# [WHAT IS NEEDED]
Work through the data below and state how many lines contain "change", giving that number alone.

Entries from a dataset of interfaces
[Start of Attachment]

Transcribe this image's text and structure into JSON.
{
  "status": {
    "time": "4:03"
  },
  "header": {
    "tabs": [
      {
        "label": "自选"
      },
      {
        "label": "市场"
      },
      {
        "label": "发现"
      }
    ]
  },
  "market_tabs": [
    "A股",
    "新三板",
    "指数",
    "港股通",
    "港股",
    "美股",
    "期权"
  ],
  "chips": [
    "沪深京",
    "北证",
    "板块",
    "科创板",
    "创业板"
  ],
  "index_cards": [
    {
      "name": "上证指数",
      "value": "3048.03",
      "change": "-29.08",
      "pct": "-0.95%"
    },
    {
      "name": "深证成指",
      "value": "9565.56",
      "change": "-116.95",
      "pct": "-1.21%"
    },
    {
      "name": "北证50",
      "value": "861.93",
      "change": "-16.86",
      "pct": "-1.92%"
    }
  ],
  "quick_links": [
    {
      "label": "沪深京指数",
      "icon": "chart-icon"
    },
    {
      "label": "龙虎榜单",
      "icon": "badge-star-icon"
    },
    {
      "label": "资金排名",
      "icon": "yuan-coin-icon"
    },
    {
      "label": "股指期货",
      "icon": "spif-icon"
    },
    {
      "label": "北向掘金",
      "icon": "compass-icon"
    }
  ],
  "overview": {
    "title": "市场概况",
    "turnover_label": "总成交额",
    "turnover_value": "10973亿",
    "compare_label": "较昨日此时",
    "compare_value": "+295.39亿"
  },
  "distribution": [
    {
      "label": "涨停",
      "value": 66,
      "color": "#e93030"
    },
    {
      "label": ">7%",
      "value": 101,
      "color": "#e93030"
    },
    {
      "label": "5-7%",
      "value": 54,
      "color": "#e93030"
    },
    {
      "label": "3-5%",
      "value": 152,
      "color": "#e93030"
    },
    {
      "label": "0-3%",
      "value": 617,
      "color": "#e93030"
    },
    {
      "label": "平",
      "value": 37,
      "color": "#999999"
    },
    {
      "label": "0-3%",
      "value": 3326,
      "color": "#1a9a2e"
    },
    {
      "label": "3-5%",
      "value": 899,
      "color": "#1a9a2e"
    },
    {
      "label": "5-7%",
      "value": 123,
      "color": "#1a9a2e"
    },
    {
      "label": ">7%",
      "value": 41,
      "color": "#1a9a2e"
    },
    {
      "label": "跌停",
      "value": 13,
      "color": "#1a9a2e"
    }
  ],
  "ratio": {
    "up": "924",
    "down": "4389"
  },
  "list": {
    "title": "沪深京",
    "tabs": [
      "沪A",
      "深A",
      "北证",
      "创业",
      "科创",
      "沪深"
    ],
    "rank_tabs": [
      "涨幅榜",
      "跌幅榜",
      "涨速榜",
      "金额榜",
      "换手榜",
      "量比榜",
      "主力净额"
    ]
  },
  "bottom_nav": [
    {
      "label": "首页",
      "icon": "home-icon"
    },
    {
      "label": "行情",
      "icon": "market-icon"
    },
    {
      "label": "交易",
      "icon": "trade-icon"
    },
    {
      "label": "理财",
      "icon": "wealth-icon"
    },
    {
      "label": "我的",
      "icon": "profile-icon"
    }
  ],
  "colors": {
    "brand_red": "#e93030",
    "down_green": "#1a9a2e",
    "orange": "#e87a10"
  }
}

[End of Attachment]

# [REPLY TO THE TASK]
3